Riyadh, Asharq Al-Awsat-Before the international financial crisis, Islamic banking was marginalized and disregarded by international institutions. International institutions, such as the Basel Committee on Banking Supervision [BCBS] and the International Accounting Standards Board [IASB] that are concerned with financial regulation did not take into account the differences between Islamic banking, and traditional banking, in the setting of these regulations. In addition to this, many Western financial institutions considered the Islamic banking system to be simple and rudimentary, and not attuned to the [modern] times and new [financial] developments such as the innovative and complex financial tools that have dazzled the world. These financial apparatus are based upon mathematical equations and theories formulated by the fore-most mathematicians in the world, some of whom are Nobel laureates hired by large financial institutions to help boost their performance.
The Islamic banking system was looked upon as something that hindered the growth and development of the financial markets of the countries which adopted it. In addition to this, many Western countries viewed it as an ideological financial system based upon religious tenets rather than scientific fact, and therefore deriving its strength and popularity from the faith of those that believe in it, making it inconsistent with contemporary thinking that is based upon empirical knowledge and evidence, thus making it a threat to the principles of Secularism.
However the financial crisis has revealed to the world the invalidity in many of the assets and theories and mathematic equations upon which much of the modern financial system is based. Revealing also that these were the main factors behind the creation, spreading, and impact of the international financial crisis, the likes of which the world has not seen before. This financial crisis caused the collapse and bankruptcy of many firmly established financial institutions, and in the blink of an eye a dozen financial institutions that were internationally regarded as examples of professionalism such as “Lehman Brothers” and “Merrill Lynch” vanished. This crisis not only affected the financial institutions, for its effects expanded to burden many of the economic and industrial institutions as well, such as the pride of the American manufacturing industry “General Motors” which is well on its way to declaring bankruptcy, as well as “Toyota” which has declared losses for the first time in the company’s history.

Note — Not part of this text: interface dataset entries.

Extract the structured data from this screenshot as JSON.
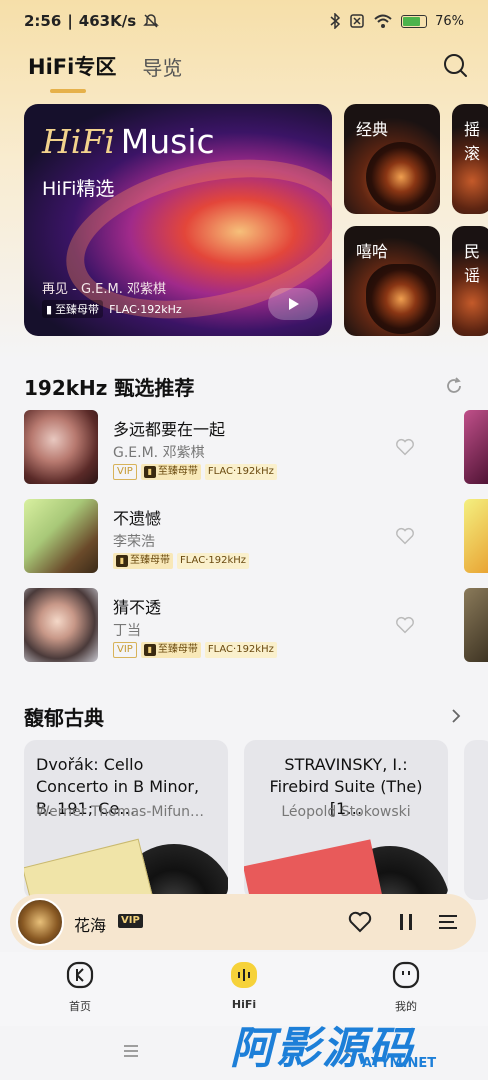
{
  "status_bar": {
    "time": "2:56",
    "speed": "463K/s",
    "battery": "76%"
  },
  "header": {
    "tabs": [
      "HiFi专区",
      "导览"
    ],
    "active_tab": 0
  },
  "hero": {
    "title_italic": "HiFi",
    "title_rest": "Music",
    "subtitle": "HiFi精选",
    "song": "再见 - G.E.M. 邓紫棋",
    "tag_quality": "至臻母带",
    "tag_format": "FLAC·192kHz"
  },
  "genres": [
    "经典",
    "嘻哈",
    "摇滚",
    "民谣"
  ],
  "recommend": {
    "title": "192kHz 甄选推荐",
    "tracks": [
      {
        "title": "多远都要在一起",
        "artist": "G.E.M. 邓紫棋",
        "vip": "VIP",
        "quality": "至臻母带",
        "format": "FLAC·192kHz"
      },
      {
        "title": "不遗憾",
        "artist": "李荣浩",
        "vip": "",
        "quality": "至臻母带",
        "format": "FLAC·192kHz"
      },
      {
        "title": "猜不透",
        "artist": "丁当",
        "vip": "VIP",
        "quality": "至臻母带",
        "format": "FLAC·192kHz"
      }
    ]
  },
  "classic": {
    "title": "馥郁古典",
    "cards": [
      {
        "title": "Dvořák: Cello Concerto in B Minor, B. 191; Ce…",
        "artist": "Werner Thomas-Mifun…"
      },
      {
        "title": "STRAVINSKY, I.: Firebird Suite (The) [1…",
        "artist": "Léopold Stokowski"
      }
    ]
  },
  "player": {
    "title": "花海",
    "vip": "VIP"
  },
  "nav": {
    "items": [
      "首页",
      "HiFi",
      "我的"
    ],
    "active": 1
  },
  "watermark": {
    "big": "阿影源码",
    "small": "AYYM.NET"
  },
  "colors": {
    "accent": "#e6b14a",
    "nav_active": "#f6d23a",
    "vip_gold": "#c69a33"
  }
}
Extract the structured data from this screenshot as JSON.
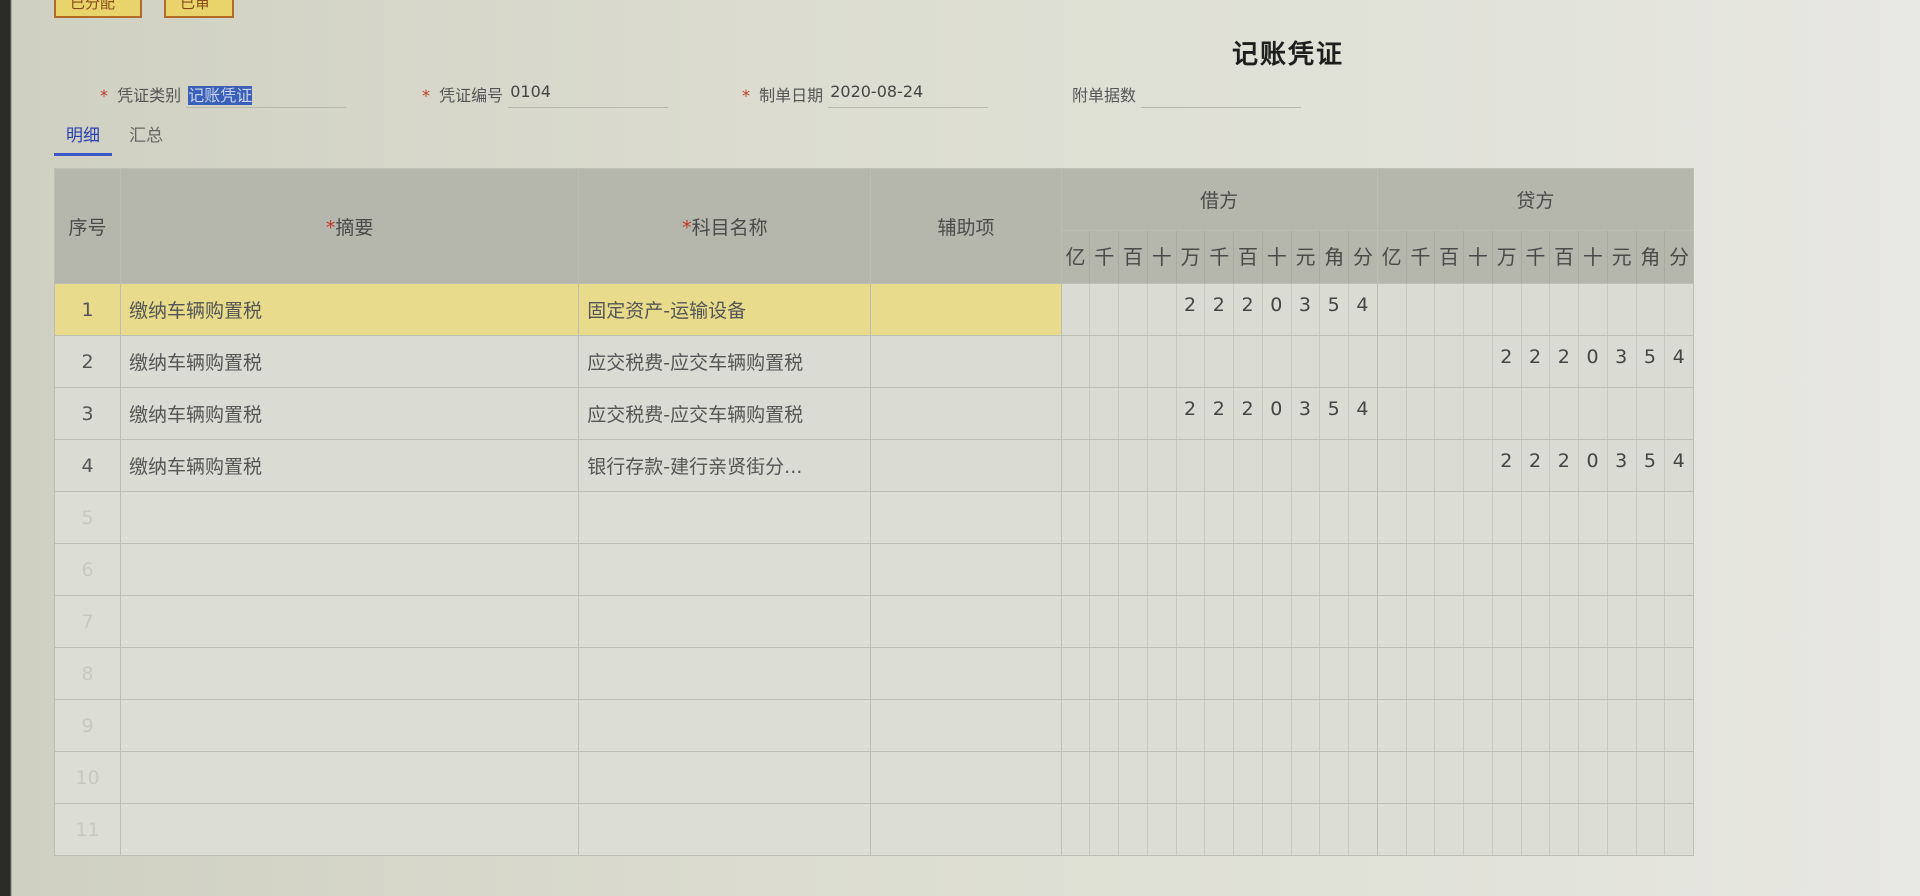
{
  "toolbar": {
    "assigned_label": "已分配",
    "audited_label": "已审"
  },
  "voucher": {
    "title": "记账凭证",
    "type_label": "凭证类别",
    "type_value": "记账凭证",
    "number_label": "凭证编号",
    "number_value": "0104",
    "date_label": "制单日期",
    "date_value": "2020-08-24",
    "attach_label": "附单据数",
    "attach_value": ""
  },
  "tabs": [
    {
      "label": "明细"
    },
    {
      "label": "汇总"
    }
  ],
  "table": {
    "headers": {
      "index": "序号",
      "summary": "摘要",
      "account": "科目名称",
      "aux": "辅助项",
      "debit": "借方",
      "credit": "贷方"
    },
    "units": [
      "亿",
      "千",
      "百",
      "十",
      "万",
      "千",
      "百",
      "十",
      "元",
      "角",
      "分"
    ],
    "rows": [
      {
        "index": "1",
        "summary": "缴纳车辆购置税",
        "account": "固定资产-运输设备",
        "aux": "",
        "debit": "2220354",
        "credit": ""
      },
      {
        "index": "2",
        "summary": "缴纳车辆购置税",
        "account": "应交税费-应交车辆购置税",
        "aux": "",
        "debit": "",
        "credit": "2220354"
      },
      {
        "index": "3",
        "summary": "缴纳车辆购置税",
        "account": "应交税费-应交车辆购置税",
        "aux": "",
        "debit": "2220354",
        "credit": ""
      },
      {
        "index": "4",
        "summary": "缴纳车辆购置税",
        "account": "银行存款-建行亲贤街分...",
        "aux": "",
        "debit": "",
        "credit": "2220354"
      }
    ],
    "empty_rows": [
      "5",
      "6",
      "7",
      "8",
      "9",
      "10",
      "11"
    ]
  }
}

As the financial crisis worsened observers began to notice the stability and resilience of Islamic financial institutions in the face of this, and no Islamic financial institute has yet to declare losses in the financial securities and bonds that were a major cause of the crisis. On the contrary, many Islamic institutions have announced an increase in profits, which resulted in many commending the principles upon which the Islamic banking system is based, and the Shariaa Islamic Laws that regulate it, calling for its introduction to rectify the global financial system. Perhaps the most recent and strongest of these calls was reported in the Bloomberg Agency’s report which revealed that the Vatican had stated that Western banks should carefully examine Islamic financial regulations in order to restore confidence amongst their clients at a time of international economic crisis.
This [global financial] crisis that has brought Islamic banking into the spotlight and presented it with a golden opportunity to introduce its fundamental methods and principles and present a practical [financial] model to the world. Islamic banking should capitalize on this opportunity and work quickly in order to expand, and gain a good position itself in the markets that were previously closed to it and which have now become open due to the financial crisis. Islamic banking must therefore seek to exploit the international recognition of its principles and regulatory system by gaining the recognition of international regulatory institutions with regards to its principles and uniqueness by enacting laws to institute [unified] regulatory body such as the BSBS and the IASB.

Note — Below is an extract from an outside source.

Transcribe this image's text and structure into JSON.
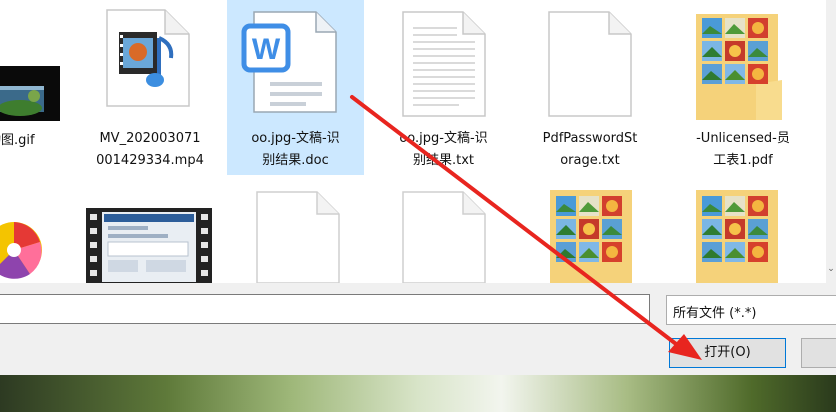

Unfortunately I am forced to say that Islamic financial institutions are not taking advantage of this opportunity, allowing it to pass by in the same way that they have passed up many opportunities in the past because they are unwilling to work together and set aside their excessive greed and narrow interests. And so today the Islamic banking industry has no single [unified] model that it can present to the world, as a standardized auditory and legislative criterion is yet to be instituted. There are juristic differences between the [various] Islamic Shariaa bodies which refuse to work together, and this has come close to negating the achievements made by Islamic banking. Many members of these Islamic Shariaa bodies refuse to endorse the idea of a Higher Legislative Authority which will help reduce the disputes arising as a result of having multiple authorities.
There have been endeavors by some of those within the industry to unify efforts with regards to the creation of professional institutions such as the General Council for Islamic Banks and Financial Institutions [CIBAFI], the Accounting and Auditing Organization for Islamic Financial Institutions [AAOIFI], and the Islamic Financial Service Board [IFSB]. However these institutions suffer from a lack of funds, as they depend entirely upon donations, in addition to a lack of moral support as many Islamic financial institutions do not recognize their decisions which ultimately undermines their effectiveness.
In spite of this, I still believe that the opportunity is still open to the Islamic financial industry to consolidate its efforts and place the general interest of the industry ahead of private interests in order to profit from the financial crisis, propagate its principles and gain recognition from international institutions. In addition to expanding and developing [its position] in the various markets available to it today, before the international financial crisis is solved, and attention on the Islamic financial system dwindles.